“Despite all these extensions, to date, Mr. Scavino has not produced a single document, nor has he appeared for testimony,” Thompson wrote. “Mr. Scavino spoke with Mr. Trump multiple times by phone on January 6th, and was present with Mr. Trump during the period when Americans inside the Capitol building and across the country were urgently calling on Mr. Trump for help to halt the violence at the Capitol, but Mr. Trump failed to immediately take actions to stop it.”
Cheney said Americans would soon hear from Trump White House officials who had done the right thing and spoke to the committee about what happened, and she invoked the war in Ukraine to underscore what Trump tried to do here.

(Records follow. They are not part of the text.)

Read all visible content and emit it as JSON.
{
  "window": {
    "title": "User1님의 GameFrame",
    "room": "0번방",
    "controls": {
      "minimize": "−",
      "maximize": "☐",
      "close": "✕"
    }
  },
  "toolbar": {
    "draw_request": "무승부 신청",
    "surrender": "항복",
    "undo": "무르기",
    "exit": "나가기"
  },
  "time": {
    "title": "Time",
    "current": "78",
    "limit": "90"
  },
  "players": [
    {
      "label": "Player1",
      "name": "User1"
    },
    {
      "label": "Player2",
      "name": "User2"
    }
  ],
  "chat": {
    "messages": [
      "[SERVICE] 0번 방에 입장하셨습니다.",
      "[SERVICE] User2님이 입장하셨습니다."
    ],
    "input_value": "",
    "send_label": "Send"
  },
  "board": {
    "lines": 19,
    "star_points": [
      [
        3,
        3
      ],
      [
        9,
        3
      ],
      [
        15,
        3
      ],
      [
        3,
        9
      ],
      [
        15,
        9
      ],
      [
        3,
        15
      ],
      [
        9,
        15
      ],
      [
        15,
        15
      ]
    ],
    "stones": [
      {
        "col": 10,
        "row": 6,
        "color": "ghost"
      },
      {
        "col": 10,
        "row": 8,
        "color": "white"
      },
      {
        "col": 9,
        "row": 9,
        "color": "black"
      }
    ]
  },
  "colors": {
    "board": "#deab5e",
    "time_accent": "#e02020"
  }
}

“As we meet here tonight, Vladimir Putin continues his brutality against Ukraine, killing innocents, reminding us of what happens when authoritarians rule,” Cheney said. “And each day, we see footage of the unyielding courage of the Ukrainian people who are fighting and dying to defend their freedom. Their bravery reminds us that democracy is fragile. Democracy only survives if citizens are willing to defend it.”
The committee has previously referred three Trump associates for contempt charges to the full House, which approved referrals for two of them: Steve Bannon, a former top White House aide who with Navarro was trying to overturn the election on Jan. 6, and Mark Meadows, Trump’s former chief of staff who was involved in various elements of his boss’ attempt to remain in office despite losing the election.
Bannon was indicted by the Justice Department and is awaiting trial, while the Meadows referral is still pending.
The committee also voted to recommend a contempt referral for Jeffrey Clark, a former Justice Department official who was helping Trump try to overturn his loss by falsely claiming that the department had found evidence of voter fraud. But Clark subsequently honored his subpoena by showing up for a deposition, although he reportedly invoked his Fifth Amendment right not to incriminate himself more than a hundred times.
A criminal contempt charge cannot force someone to testify, but it does make that decision more costly, with added legal fees and time lost to court appearances. If it results in a conviction, it can lead to as much as a year behind bars.
Trump, despite losing the election by 7 million votes nationally and 306-232 in the Electoral College, became the first U.S. president in more than two centuries of elections to refuse to hand over power peacefully. His incitement of the Jan. 6 assault on the Capitol ― his last-ditch attempt to remain in office ― killed five people, including one police officer. That day’s violence also injured another 140 officers and led to four police suicides.
Nevertheless, Trump remains the dominant figure in the Republican Party and is openly speaking about running for president again in 2024.